Wednesday, June 12, 2024

A black firefly crawls along a green stalk on July 6. (Photo: Tom Murray)

Do you remember chasing flickering fireflies as a kid? In Massachusetts, there are at least 20 species of them, and you can see them here. People have uploaded to iNaturalist firefly photos taken at Fresh Pond, Harvard University and Mount Auburn Cemetery and in Cambridgeport and the Cambridge Highlands, just to name a few spots.

Fireflies are not flies, but nocturnal winged beetles. Nonwinged beetles of the same family are called glowworms. Fireflies have the remarkable ability to take in oxygen and combine it with a substance called luciferin to produce light with almost no heat. Each species of firefly blinks in a different pattern.

A firefly larva hides in tree bark at Fresh Pond on April 27, 2009. (Photo: Joe MacIndewar/

All species of firefly larvae glow, but only about 75 percent of adult species; it is believed that firefly bioluminescence evolved as a warning signal to predators: Stay away! I’m toxic! And it’s true – when attacked, a firefly releases tiny droplets of blood that contain a toxic and distasteful chemical. Birds, toads and other predators that ignore the glow will be reminded quickly why they leave fireflies alone. 

Fireflies blink to attract mates. The male flies around, while the female, who has nonfunctioning wings, does not fly but rests on the edge of a plant. When she spots a blinking light pattern that she approves of and that matches the pattern of her species, she blinks back. The male flies to the female to mate. If light pollution makes an area too bright, the male still blinks (but not as much) and the female does not respond at all.

One of the earliest fireflies to flash each year, this sneaky elf firefly crawls along a leaf in Sherborn, Massachusetts on June 27, 2022. (Photo: Tom Murray)

One kind of predatory female firefly blinks to imitate the pattern of another species. When the male of that species flies to her, she bites and drinks its white blood. Then she chews up the rest of the male, spitting out the hard parts. These predatory fireflies do not make their own defensive chemicals to keep jumping spiders and birds away. So they devour fireflies that do contain these chemicals.

A few days after mating, a female firefly lays eggs on or in the ground. About a month later, the eggs hatch. The larvae feed throughout the summer and fall, displaying another use for firefly toxin. Larvae prey on worms, insects and slugs by injecting them with it in the form of a numbing fluid. That makes it easier to eat them. (Adult fireflies eat mostly pollen and nectar, although some do not eat at all.)

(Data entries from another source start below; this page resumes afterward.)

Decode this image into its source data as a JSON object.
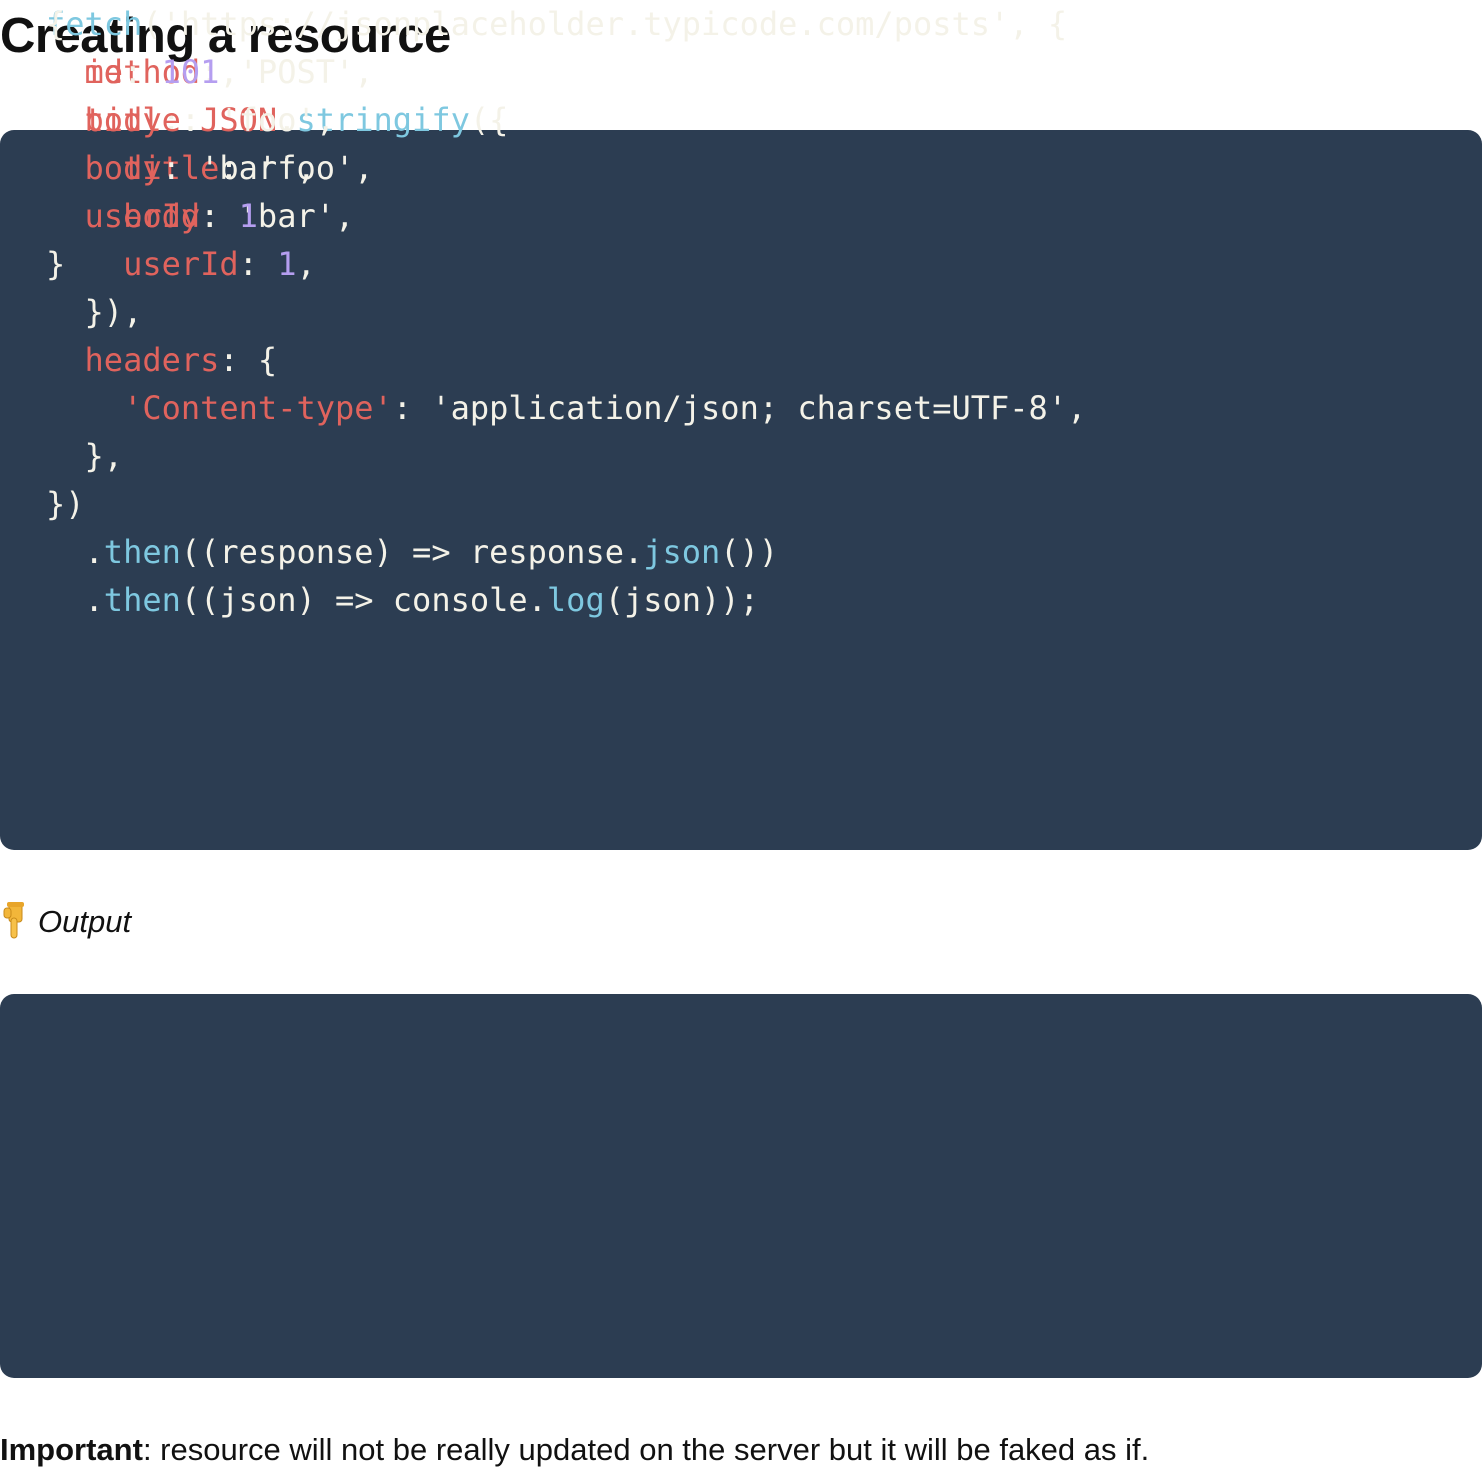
{
  "page_title": "Creating a resource",
  "request_code": {
    "lines": [
      [
        {
          "t": "fetch",
          "k": "fn"
        },
        {
          "t": "('https://jsonplaceholder.typicode.com/posts', {",
          "k": "str"
        }
      ],
      [
        {
          "t": "  "
        },
        {
          "t": "method",
          "k": "prop"
        },
        {
          "t": ": 'POST',",
          "k": "str"
        }
      ],
      [
        {
          "t": "  "
        },
        {
          "t": "body",
          "k": "prop"
        },
        {
          "t": ": "
        },
        {
          "t": "JSON",
          "k": "prop"
        },
        {
          "t": "."
        },
        {
          "t": "stringify",
          "k": "fn"
        },
        {
          "t": "({"
        }
      ],
      [
        {
          "t": "    "
        },
        {
          "t": "title",
          "k": "prop"
        },
        {
          "t": ": 'foo',",
          "k": "str"
        }
      ],
      [
        {
          "t": "    "
        },
        {
          "t": "body",
          "k": "prop"
        },
        {
          "t": ": 'bar',",
          "k": "str"
        }
      ],
      [
        {
          "t": "    "
        },
        {
          "t": "userId",
          "k": "prop"
        },
        {
          "t": ": "
        },
        {
          "t": "1",
          "k": "num"
        },
        {
          "t": ","
        }
      ],
      [
        {
          "t": "  }),"
        }
      ],
      [
        {
          "t": "  "
        },
        {
          "t": "headers",
          "k": "prop"
        },
        {
          "t": ": {"
        }
      ],
      [
        {
          "t": "    "
        },
        {
          "t": "'Content-type'",
          "k": "prop"
        },
        {
          "t": ": 'application/json; charset=UTF-8',",
          "k": "str"
        }
      ],
      [
        {
          "t": "  },"
        }
      ],
      [
        {
          "t": "})"
        }
      ],
      [
        {
          "t": "  ."
        },
        {
          "t": "then",
          "k": "fn"
        },
        {
          "t": "((response) => response."
        },
        {
          "t": "json",
          "k": "fn"
        },
        {
          "t": "())"
        }
      ],
      [
        {
          "t": "  ."
        },
        {
          "t": "then",
          "k": "fn"
        },
        {
          "t": "((json) => console."
        },
        {
          "t": "log",
          "k": "fn"
        },
        {
          "t": "(json));"
        }
      ]
    ]
  },
  "output_label": "Output",
  "output_icon": "pointing-down-hand-icon",
  "response_code": {
    "lines": [
      [
        {
          "t": "{"
        }
      ],
      [
        {
          "t": "  "
        },
        {
          "t": "id",
          "k": "prop"
        },
        {
          "t": ": "
        },
        {
          "t": "101",
          "k": "num"
        },
        {
          "t": ","
        }
      ],
      [
        {
          "t": "  "
        },
        {
          "t": "title",
          "k": "prop"
        },
        {
          "t": ": 'foo',",
          "k": "str"
        }
      ],
      [
        {
          "t": "  "
        },
        {
          "t": "body",
          "k": "prop"
        },
        {
          "t": ": 'bar',",
          "k": "str"
        }
      ],
      [
        {
          "t": "  "
        },
        {
          "t": "userId",
          "k": "prop"
        },
        {
          "t": ": "
        },
        {
          "t": "1",
          "k": "num"
        }
      ],
      [
        {
          "t": "}"
        }
      ]
    ]
  },
  "note": {
    "bold": "Important",
    "text": ": resource will not be really updated on the server but it will be faked as if."
  },
  "colors": {
    "code_background": "#2c3d52",
    "function": "#7ec8e0",
    "property": "#e0635d",
    "number": "#b59ef0",
    "text": "#f4f2e8"
  }
}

A black firefly in Cambridgeport on June 15. (Photo: Brian Chan)

The larvae live relatively unnoticed in the ground for up to two years, hibernating over the winter. Some burrow underground; others hide in tree bark. In spring, the larvae emerge. They feed for a few weeks, then form a chrysalis, emerging as adult fireflies a couple of weeks later. Adult fireflies cannot fly at temperatures below 50 degrees Fahrenheit, so they emerge when nightly temperatures are appropriate for flight.

This is why fireflies do not live west of the Rocky Mountains and why in the East, the number of fireflies in a season is tied closely to the weather. Wet springs help more larvae survive, and more larvae lead to more adults.

A common eastern firefly on a tree on July 8, 2021. (Photo: Tom Murray)

The kind of fireflies that live in Massachusetts fly in greatest numbers from late May to late July. Look for fireflies in warm, damp, secluded places, but be aware that these locations are also the perfect spots for mosquitoes to thrive!

Adult fireflies do not live long – their primary purpose is to mate and start the life cycle all over again – while larvae can be killed be lawn pesticides. If firefly populations seem to be declining, it may be because of humans: Habitat loss, light pollution and the use of pesticides all contribute to declines.

A winter firefly crawls on a leaf in Groton, June 2, 2022. (Photo: Tom Murray)

You can take steps to help fireflies survive. Leave some leaf litter or woody debris at the edges of your yard to create a good habitat for larvae. Plant native trees and shrubs to help the soil retain the moisture that fireflies need. Install motion-sensor lights outdoors and close your curtains or turn off indoor lights. Above all, don’t use pesticides.


Have you taken photos of our urban wild things? Send your images to Cambridge Day, and we may use them as part of a future feature. Include the photographer’s name and the general location where the photo was taken.

Jeanine Farley is an educational writer who has lived in the Boston area for more than 30 years. She enjoys taking photos of our urban wild things.